Popular Firefox browser plug-ins are not doing enough to secure their software, a security researcher has said.
Many widely used Firefox extensions, including toolbars from Google, Yahoo and AOL do not use secure connections to update themselves, according to Christopher Soghoian, a security researcher who blogged about the issue.
Soghoian is best known as the researcher who attracted the attention of the FBI late last year after publishing a tool that could be used to print fake boarding passes.
The Indiana University doctoral student discovered the Firefox issue last month while examining network traffic on his computer. He noticed that many of the most popular Firefox extensions are not hosted on servers that use the Secure Sockets Layer (SSL) web protocol. SSL web sites, which begin with "https://," use digital certificates to provide users with some level of assurance that they're not connecting with a fake server.

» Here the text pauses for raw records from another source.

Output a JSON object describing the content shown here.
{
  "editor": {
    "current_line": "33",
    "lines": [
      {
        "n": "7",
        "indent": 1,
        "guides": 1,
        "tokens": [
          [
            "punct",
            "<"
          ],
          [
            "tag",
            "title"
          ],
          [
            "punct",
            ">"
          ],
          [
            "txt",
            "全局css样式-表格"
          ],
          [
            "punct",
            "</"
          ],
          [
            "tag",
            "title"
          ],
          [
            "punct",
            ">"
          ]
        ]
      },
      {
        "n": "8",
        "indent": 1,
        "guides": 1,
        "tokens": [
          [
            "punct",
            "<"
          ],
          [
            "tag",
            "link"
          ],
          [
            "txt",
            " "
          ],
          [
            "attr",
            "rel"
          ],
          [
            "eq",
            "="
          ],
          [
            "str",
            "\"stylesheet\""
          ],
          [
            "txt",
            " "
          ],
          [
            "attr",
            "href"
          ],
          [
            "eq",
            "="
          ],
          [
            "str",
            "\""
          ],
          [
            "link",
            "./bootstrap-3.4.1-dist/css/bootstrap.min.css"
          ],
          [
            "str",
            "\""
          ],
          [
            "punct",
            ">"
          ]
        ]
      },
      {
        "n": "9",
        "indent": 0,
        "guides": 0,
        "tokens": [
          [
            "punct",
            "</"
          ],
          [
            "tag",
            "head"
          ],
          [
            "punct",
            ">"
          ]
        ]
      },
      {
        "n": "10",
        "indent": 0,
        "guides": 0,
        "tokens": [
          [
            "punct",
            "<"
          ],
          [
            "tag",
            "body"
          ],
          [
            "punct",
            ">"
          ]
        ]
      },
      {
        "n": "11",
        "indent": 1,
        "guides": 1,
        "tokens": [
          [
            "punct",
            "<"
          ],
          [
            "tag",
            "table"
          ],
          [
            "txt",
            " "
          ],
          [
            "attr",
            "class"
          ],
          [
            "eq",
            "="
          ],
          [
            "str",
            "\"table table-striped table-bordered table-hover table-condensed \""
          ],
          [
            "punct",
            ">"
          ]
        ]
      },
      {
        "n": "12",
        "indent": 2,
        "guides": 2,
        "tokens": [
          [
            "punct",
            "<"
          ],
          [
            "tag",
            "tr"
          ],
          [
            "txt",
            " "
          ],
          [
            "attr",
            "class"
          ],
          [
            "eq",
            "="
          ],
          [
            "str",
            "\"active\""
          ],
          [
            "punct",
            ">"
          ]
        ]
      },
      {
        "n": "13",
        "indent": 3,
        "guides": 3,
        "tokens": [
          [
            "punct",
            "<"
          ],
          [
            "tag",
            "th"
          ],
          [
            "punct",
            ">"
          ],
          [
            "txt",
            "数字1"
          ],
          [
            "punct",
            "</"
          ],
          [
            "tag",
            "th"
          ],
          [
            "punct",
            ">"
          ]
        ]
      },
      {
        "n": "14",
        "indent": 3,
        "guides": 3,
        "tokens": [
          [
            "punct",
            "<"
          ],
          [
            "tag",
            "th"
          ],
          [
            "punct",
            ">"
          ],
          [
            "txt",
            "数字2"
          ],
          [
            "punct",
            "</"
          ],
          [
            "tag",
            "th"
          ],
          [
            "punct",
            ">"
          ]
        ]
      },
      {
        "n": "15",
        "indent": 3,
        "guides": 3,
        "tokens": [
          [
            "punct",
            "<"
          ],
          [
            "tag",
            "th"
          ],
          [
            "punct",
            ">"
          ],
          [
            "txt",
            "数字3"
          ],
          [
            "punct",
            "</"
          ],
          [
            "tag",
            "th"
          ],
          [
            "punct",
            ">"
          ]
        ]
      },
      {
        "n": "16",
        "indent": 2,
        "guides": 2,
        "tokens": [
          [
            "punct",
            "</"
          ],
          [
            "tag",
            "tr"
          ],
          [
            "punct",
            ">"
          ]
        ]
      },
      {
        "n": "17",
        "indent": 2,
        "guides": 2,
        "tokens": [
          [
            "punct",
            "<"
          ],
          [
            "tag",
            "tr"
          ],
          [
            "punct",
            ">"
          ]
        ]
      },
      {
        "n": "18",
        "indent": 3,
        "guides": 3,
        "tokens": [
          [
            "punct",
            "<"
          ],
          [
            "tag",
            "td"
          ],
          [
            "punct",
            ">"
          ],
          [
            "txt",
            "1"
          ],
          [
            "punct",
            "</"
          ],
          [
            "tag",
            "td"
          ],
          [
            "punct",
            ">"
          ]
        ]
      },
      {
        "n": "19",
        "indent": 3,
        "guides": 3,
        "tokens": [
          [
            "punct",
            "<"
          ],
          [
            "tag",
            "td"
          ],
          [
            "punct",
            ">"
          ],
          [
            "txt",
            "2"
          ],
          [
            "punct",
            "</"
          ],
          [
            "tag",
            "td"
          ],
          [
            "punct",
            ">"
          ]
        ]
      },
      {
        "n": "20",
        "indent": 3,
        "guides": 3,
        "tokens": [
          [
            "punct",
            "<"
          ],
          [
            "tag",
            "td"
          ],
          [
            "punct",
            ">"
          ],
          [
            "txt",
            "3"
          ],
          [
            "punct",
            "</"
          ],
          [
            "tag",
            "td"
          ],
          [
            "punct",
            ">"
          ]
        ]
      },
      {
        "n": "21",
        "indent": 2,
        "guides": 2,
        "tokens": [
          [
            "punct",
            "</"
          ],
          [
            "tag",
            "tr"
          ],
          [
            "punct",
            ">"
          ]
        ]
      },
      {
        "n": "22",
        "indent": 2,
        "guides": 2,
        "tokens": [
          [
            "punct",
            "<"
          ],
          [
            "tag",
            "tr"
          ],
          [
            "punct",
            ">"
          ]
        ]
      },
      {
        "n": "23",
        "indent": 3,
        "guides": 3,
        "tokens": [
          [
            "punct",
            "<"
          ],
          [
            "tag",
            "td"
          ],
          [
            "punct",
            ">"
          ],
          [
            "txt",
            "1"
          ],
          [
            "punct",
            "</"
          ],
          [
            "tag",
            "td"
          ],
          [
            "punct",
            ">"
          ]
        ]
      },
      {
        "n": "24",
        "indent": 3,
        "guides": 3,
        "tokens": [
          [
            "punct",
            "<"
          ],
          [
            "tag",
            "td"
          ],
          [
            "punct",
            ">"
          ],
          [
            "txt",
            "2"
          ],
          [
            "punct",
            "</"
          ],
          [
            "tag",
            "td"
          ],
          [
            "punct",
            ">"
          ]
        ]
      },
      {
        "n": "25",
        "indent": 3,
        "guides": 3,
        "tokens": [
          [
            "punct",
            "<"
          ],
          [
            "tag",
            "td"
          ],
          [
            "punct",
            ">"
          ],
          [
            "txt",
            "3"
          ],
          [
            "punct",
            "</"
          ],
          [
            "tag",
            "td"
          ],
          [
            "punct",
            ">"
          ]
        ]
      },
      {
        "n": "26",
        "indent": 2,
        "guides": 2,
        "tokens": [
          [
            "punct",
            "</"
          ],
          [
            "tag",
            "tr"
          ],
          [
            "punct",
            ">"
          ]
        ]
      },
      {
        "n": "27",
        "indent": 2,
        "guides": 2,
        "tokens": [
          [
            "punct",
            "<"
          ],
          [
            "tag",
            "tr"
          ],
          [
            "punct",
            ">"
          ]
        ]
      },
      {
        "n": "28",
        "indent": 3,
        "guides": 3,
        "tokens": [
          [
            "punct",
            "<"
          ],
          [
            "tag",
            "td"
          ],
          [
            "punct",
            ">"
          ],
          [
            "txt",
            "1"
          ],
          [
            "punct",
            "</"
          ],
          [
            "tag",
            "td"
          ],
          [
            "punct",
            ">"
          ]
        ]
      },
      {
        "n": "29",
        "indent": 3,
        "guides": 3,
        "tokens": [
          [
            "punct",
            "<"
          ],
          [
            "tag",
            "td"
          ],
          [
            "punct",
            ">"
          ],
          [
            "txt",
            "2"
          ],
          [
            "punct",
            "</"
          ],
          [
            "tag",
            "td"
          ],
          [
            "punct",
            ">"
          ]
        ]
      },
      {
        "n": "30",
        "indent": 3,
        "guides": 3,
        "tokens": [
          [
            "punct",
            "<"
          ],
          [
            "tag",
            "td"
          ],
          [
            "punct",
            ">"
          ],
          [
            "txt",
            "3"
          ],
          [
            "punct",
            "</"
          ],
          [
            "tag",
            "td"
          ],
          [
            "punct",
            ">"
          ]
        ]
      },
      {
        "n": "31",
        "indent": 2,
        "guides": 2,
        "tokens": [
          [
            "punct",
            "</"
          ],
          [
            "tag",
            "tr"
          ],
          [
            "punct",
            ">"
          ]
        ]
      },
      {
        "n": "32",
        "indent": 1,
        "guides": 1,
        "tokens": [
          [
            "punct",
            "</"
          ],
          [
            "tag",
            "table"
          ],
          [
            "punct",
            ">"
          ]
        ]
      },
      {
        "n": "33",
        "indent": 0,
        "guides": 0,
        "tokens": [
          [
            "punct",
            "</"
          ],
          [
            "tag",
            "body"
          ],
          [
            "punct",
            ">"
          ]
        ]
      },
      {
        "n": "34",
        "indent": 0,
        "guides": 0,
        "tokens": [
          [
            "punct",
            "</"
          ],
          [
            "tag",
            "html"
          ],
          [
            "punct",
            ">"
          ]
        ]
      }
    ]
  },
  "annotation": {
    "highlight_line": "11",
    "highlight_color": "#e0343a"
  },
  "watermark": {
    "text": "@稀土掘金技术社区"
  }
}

Although the corporation behind Firefox, Mozilla, hosts the majority of Firefox extensions on its own SSL-enabled web site, it is common for commercial extension-makers such as Google to host their software on an unsecured site, Soghoian said in an interview.
This leaves users vulnerable to a "man-in-the middle" attack, where Firefox could be tricked into downloading malicious software from a site it mistakenly thought was hosting an extension.